Press Releases: Invite Your Community: Oct 9 and 11 Webinars on Depression and Mental Health for Faith Leaders
Please forward to your community members and faith leaders and invite them to register.
FREE WEBINARS ADDRESS DEPRESSION AND MENTAL HEALTH TIPS FOR CLERGY
OCTOBER 9 & 11, REGISTRATION OPEN
Depression: Signs, Symptoms & Treatment Options
Webinar registration at https://www2.gotomeeting.com/register/224381306
In recognition of Mental Illness Awareness Week Oct. 7–13, the National Council for Community Behavioral Healthcare is holding a free webinar, “Understanding Depression: How to Help Yourself or a Loved One” on Thursday, October 11, 2:00–3:30 pm EDT.
The webinar answers questions like: How can you tell if you or someone you know is simply feeling blue or experiencing clinical depression? How does depression affects your ability to work, to carry out usual daily activities, and to have satisfying personal relationships? Can depression be treated?

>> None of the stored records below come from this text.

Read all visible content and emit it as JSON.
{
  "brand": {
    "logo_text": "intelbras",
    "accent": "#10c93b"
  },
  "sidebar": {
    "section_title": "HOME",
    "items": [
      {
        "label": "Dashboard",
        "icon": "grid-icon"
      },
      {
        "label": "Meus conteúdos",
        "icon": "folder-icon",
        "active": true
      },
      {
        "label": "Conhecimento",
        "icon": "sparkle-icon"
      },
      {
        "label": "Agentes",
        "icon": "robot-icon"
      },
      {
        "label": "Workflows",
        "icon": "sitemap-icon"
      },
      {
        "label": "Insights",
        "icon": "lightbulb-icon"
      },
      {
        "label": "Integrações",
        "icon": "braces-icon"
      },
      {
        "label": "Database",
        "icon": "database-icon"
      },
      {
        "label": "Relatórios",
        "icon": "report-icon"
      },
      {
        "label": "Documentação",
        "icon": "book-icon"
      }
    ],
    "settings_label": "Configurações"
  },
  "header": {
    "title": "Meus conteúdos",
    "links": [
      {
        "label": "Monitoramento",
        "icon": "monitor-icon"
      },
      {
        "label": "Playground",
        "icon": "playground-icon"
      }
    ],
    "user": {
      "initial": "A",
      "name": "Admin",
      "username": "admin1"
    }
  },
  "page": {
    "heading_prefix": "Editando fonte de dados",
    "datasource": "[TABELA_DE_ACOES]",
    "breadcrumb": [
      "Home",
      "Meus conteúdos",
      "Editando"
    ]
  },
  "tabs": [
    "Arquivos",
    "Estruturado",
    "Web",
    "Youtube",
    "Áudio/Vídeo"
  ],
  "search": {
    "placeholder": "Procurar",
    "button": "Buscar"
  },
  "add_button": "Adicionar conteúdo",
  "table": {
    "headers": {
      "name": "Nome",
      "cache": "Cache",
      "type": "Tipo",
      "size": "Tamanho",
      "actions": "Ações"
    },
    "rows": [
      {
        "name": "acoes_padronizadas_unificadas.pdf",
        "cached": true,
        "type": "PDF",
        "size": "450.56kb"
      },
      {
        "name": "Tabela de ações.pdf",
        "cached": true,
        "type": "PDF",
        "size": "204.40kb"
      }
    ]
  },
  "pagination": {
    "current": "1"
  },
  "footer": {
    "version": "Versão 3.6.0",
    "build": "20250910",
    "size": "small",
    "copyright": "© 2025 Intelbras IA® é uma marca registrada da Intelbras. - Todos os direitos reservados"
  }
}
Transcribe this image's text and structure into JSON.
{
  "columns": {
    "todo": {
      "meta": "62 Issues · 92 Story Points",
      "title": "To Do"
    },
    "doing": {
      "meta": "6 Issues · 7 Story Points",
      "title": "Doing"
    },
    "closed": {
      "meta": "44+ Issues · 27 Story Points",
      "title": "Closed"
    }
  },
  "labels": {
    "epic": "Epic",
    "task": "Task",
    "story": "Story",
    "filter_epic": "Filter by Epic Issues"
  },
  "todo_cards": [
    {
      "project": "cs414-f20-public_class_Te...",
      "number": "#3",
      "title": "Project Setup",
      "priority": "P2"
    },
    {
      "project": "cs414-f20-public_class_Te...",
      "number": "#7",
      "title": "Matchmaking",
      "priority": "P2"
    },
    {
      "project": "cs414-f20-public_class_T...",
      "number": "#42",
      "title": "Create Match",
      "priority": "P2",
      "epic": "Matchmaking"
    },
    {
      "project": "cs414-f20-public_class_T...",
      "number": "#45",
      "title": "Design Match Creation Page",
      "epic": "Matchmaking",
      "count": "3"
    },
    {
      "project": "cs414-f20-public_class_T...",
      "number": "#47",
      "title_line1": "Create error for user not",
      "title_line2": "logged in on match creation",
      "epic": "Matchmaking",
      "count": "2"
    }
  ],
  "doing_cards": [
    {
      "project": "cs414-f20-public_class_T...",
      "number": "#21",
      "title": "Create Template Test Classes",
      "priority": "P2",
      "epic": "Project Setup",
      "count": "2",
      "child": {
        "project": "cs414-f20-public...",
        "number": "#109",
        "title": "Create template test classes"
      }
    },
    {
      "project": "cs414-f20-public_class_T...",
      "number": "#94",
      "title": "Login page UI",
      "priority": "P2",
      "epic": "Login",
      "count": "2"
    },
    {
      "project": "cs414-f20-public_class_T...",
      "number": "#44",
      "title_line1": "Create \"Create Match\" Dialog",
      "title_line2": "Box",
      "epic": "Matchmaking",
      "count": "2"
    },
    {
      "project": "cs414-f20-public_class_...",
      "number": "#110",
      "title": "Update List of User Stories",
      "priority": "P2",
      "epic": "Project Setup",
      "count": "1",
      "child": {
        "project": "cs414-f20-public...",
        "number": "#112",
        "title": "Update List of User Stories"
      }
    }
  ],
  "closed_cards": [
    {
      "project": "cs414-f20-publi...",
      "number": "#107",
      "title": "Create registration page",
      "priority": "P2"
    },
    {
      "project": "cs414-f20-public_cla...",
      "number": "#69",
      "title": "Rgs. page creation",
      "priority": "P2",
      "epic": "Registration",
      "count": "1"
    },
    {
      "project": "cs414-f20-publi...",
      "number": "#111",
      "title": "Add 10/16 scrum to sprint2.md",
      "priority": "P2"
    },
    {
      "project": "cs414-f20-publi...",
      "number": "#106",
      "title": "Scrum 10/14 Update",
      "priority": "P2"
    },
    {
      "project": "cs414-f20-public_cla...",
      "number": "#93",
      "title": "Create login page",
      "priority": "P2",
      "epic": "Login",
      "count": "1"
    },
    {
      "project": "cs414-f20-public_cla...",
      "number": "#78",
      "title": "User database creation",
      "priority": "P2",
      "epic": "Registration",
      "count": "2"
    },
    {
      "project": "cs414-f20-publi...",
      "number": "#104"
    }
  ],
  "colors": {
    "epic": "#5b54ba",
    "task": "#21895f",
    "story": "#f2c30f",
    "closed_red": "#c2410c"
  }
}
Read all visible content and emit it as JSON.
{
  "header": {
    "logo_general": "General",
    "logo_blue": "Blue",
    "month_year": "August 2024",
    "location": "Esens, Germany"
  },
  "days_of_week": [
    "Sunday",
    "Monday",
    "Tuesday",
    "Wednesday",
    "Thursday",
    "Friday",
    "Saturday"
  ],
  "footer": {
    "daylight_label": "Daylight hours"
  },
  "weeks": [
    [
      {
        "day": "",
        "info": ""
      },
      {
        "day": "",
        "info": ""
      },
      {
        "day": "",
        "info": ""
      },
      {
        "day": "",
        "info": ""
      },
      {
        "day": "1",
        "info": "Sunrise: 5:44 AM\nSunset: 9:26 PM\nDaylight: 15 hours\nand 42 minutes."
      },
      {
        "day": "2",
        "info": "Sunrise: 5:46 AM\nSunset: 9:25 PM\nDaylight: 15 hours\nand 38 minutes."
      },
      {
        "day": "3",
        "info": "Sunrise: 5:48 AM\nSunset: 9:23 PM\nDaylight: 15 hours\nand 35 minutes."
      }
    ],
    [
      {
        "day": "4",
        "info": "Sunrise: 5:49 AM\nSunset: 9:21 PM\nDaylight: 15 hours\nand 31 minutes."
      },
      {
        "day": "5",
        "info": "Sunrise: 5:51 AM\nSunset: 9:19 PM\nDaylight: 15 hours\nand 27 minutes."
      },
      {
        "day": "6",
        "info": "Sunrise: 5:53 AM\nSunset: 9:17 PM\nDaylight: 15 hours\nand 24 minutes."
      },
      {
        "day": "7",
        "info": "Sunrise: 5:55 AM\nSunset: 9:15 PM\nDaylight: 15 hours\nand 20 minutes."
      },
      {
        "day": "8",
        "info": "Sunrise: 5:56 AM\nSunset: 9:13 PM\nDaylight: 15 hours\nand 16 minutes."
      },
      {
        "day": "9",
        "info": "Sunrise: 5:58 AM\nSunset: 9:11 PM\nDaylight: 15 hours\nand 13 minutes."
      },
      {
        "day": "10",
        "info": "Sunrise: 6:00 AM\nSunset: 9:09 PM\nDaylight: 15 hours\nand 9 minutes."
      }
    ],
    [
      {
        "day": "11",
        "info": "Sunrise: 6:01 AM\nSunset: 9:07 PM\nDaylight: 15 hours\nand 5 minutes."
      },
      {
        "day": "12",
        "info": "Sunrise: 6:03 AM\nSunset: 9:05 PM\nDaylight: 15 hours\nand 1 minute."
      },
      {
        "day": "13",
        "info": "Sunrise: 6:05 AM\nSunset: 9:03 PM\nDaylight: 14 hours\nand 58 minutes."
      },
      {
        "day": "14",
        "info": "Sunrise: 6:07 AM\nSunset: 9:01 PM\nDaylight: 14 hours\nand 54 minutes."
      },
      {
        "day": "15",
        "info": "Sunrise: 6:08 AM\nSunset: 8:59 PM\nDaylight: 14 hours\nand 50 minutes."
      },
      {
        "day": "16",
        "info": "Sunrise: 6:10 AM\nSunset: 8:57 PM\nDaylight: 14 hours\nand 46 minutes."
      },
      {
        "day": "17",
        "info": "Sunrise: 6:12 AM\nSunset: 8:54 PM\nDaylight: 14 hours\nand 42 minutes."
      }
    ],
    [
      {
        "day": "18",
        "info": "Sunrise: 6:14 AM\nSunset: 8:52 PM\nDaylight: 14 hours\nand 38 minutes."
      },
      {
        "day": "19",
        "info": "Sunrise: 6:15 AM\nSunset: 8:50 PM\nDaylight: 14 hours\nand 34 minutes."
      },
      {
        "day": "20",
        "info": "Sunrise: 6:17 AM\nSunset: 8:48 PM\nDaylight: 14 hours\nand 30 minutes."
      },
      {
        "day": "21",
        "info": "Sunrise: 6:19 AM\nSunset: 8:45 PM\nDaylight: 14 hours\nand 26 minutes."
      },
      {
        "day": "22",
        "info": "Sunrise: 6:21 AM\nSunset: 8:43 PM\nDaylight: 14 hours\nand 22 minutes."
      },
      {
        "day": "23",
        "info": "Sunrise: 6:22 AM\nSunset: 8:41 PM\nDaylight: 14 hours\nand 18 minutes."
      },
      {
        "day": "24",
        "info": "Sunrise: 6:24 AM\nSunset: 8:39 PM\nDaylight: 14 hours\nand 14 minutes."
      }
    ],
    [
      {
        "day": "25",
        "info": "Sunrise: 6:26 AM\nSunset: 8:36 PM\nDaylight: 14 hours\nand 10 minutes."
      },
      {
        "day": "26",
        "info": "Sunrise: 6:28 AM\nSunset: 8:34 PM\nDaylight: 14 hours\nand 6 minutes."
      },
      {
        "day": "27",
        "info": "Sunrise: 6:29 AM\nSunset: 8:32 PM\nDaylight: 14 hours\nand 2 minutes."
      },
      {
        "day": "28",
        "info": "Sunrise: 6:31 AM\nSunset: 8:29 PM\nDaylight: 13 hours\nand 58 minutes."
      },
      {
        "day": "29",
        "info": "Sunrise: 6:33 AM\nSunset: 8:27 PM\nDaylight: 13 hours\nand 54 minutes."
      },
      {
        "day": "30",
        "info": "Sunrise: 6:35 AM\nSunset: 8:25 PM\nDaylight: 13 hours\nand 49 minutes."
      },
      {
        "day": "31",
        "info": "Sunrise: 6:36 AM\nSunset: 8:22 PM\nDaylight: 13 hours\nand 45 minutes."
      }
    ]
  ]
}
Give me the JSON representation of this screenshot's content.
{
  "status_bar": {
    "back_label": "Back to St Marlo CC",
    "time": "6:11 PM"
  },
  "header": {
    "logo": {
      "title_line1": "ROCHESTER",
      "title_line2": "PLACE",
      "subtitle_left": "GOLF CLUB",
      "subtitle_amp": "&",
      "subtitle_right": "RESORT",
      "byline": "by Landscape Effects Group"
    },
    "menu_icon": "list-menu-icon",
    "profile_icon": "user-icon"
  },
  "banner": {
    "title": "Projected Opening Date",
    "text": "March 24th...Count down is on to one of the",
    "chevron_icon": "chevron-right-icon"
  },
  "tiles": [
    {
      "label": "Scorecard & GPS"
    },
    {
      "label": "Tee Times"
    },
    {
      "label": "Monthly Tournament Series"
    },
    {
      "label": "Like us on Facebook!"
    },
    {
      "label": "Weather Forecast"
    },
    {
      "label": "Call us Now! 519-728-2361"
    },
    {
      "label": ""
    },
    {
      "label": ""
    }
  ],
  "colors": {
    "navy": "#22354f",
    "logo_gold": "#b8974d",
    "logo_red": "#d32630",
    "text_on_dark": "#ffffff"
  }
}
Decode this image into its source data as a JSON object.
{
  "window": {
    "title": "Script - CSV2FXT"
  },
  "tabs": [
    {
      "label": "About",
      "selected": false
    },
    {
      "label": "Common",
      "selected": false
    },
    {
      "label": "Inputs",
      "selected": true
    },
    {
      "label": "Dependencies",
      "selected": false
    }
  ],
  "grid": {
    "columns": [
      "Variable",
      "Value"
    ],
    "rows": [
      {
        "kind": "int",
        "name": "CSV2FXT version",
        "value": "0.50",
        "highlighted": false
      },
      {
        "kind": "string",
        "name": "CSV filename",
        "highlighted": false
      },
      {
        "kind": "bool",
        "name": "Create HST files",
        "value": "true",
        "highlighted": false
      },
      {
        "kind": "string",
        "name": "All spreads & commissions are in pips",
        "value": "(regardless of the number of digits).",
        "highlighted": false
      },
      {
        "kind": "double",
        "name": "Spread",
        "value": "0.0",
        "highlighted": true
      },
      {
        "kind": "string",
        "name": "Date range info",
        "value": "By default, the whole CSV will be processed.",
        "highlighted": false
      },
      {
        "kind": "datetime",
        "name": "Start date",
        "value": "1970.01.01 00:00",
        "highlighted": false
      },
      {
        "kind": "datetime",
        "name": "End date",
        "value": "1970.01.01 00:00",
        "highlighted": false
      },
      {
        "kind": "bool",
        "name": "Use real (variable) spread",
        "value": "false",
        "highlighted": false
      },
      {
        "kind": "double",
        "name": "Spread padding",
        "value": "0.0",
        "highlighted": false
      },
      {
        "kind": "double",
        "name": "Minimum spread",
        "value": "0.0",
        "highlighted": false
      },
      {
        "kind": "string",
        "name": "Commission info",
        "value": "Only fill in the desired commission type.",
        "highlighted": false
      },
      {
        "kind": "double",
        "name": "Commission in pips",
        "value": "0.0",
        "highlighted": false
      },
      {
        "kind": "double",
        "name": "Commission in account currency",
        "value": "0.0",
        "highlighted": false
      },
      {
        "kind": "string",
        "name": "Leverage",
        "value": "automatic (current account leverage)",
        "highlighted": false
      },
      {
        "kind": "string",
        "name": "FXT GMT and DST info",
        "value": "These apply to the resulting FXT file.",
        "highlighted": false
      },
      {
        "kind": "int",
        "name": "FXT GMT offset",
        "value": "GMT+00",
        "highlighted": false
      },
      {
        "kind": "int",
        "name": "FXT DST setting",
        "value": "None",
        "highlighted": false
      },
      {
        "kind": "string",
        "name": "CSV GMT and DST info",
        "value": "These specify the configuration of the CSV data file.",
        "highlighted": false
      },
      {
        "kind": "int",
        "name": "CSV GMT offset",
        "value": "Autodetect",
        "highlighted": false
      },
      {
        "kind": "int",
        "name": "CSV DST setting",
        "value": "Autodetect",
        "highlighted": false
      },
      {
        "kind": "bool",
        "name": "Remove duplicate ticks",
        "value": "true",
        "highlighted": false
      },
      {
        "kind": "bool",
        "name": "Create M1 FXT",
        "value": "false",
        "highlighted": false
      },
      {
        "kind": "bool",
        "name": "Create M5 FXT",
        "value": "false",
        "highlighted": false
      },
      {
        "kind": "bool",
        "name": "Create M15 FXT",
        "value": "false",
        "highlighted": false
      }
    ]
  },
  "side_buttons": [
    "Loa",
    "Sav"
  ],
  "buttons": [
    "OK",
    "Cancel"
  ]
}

Where do you turn for help?
Cheryl Sharp, MSW, ALWF, Special Advisor for Trauma-Informed Services, shares the story of her struggle with depression and explains the steps and missteps on her road to recovery. Bryan Gibb, lead Mental Health First Aid trainer, sheds light on the common signs, symptoms and risk factors for depression and other mood disorders.
A moderated Facebook chat immediately following the webinar answers questions about depression. Log in to https://www.facebook.com/TheNationalCouncil
Who: Speakers: Cheryl Sharp, MSW, ALWF, Special Advisor for Trauma-Informed Services and Bryan Gibb, Director of Public Education, National Council for Community Behavioral Healthcare
What: Webinar: “Understanding Depression: How to Help Yourself or a Loved One”
Where: Register free at https://www2.gotomeeting.com/register/224381306
When: Thursday, October 11, 2:00–3:30 pm EDT
Why: The webinar discusses the signs, symptoms and treatment options and resources for depression.
Clergy Called to Address Mental Health Challenges
Webinar registration at https://www2.gotomeeting.com/register/517094554
To help clergy better recognize the warning signs of mental illness and avoid potential crises in their congregations, the National Council for Community Behavioral Healthcare is holding a free webinar, “Call to Clergy: How to Support Mental Health Challenges in Your Congregation” on
Tuesday, October 9, 1:00–2:30 pm EDT.
October 9 is the National Day of Prayer for Mental Illness Recovery and Understanding.
Though seldom trained about mental health problems, clergy are often called upon to support people struggling with mental health challenges. The webinar uses Mental Health First Aid, a groundbreaking public education program, to help clergy recognize the warning signs of mental illness, avert or resolve crises and connect congregants to professional, peer and other appropriate help.
Faith leaders and Mental Health First Aid instructors who have worked extensively with Christian, Jewish, and Islamic faith communities will share their stories and explain why Mental Health First Aid is an essential piece of a faith-based toolkit.
One in five Americans suffers from a mental illness, but the stigma around mental illness causes many to suffer in silence.
Who: Speakers: Jermine Alberty, Mental Health First Aid Training Director, Missouri Institute of Mental Health; Zahra Dashtaki, Substance Abuse Counselor, Columbia, MO; Para Rabbi Lesley Levin, President/CEO, Behavioral Health Response, Kansas City, MO
What: Webinar: “Call to Clergy: How to Support Mental Health Challenges in Your Congregation”
Where: Register free at https://www2.gotomeeting.com/register/517094554
When: Tuesday, October 9, 1:00–2:30 pm EDT
Why: To help clergy recognize the warning signs of mental illness, avert or resolve crises and connect congregants to professional, peer and other appropriate help.
The National Council for Community Behavioral Healthcare is a not-for-profit association of nearly 2,000 organizations that provide treatment and rehabilitation for mental illnesses and addiction disorders to more than eight million adults, children and families in communities across the country. Learn more at www.TheNationalCouncil.org.